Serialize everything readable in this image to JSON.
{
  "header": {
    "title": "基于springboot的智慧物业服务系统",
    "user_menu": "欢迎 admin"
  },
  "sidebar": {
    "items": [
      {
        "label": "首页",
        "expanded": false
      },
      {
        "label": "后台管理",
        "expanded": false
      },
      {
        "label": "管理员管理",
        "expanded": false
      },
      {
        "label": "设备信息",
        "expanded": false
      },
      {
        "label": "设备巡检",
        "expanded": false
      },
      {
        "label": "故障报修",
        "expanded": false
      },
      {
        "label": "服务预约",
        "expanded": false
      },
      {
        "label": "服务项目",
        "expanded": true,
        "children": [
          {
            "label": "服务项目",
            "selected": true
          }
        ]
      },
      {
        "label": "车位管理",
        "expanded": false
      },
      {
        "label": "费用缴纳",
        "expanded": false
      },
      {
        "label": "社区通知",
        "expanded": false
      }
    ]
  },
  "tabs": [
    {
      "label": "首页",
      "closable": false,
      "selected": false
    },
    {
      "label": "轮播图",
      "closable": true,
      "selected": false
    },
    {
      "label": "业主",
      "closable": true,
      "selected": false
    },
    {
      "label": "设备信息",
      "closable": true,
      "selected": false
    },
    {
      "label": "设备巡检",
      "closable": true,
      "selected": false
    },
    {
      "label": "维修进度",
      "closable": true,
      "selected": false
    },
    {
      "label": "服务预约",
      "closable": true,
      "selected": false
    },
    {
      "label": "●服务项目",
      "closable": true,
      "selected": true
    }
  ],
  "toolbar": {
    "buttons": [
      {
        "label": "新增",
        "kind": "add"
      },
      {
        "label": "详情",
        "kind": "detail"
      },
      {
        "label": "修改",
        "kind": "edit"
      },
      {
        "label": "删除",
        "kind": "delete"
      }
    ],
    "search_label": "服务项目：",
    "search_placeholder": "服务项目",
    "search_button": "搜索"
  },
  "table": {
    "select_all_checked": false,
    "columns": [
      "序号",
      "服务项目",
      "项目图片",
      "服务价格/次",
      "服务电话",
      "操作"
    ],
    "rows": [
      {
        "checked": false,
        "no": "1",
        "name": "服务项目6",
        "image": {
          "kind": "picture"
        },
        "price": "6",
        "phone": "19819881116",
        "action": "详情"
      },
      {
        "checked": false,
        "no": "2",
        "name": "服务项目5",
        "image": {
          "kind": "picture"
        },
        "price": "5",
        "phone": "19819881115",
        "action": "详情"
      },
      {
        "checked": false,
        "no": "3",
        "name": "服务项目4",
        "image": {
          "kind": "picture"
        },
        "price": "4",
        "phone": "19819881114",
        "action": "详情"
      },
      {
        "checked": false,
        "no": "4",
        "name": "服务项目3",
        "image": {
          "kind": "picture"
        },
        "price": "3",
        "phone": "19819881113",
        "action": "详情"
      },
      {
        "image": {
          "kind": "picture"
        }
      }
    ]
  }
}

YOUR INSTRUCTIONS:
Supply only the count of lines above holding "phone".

WORKED SOLUTION:
4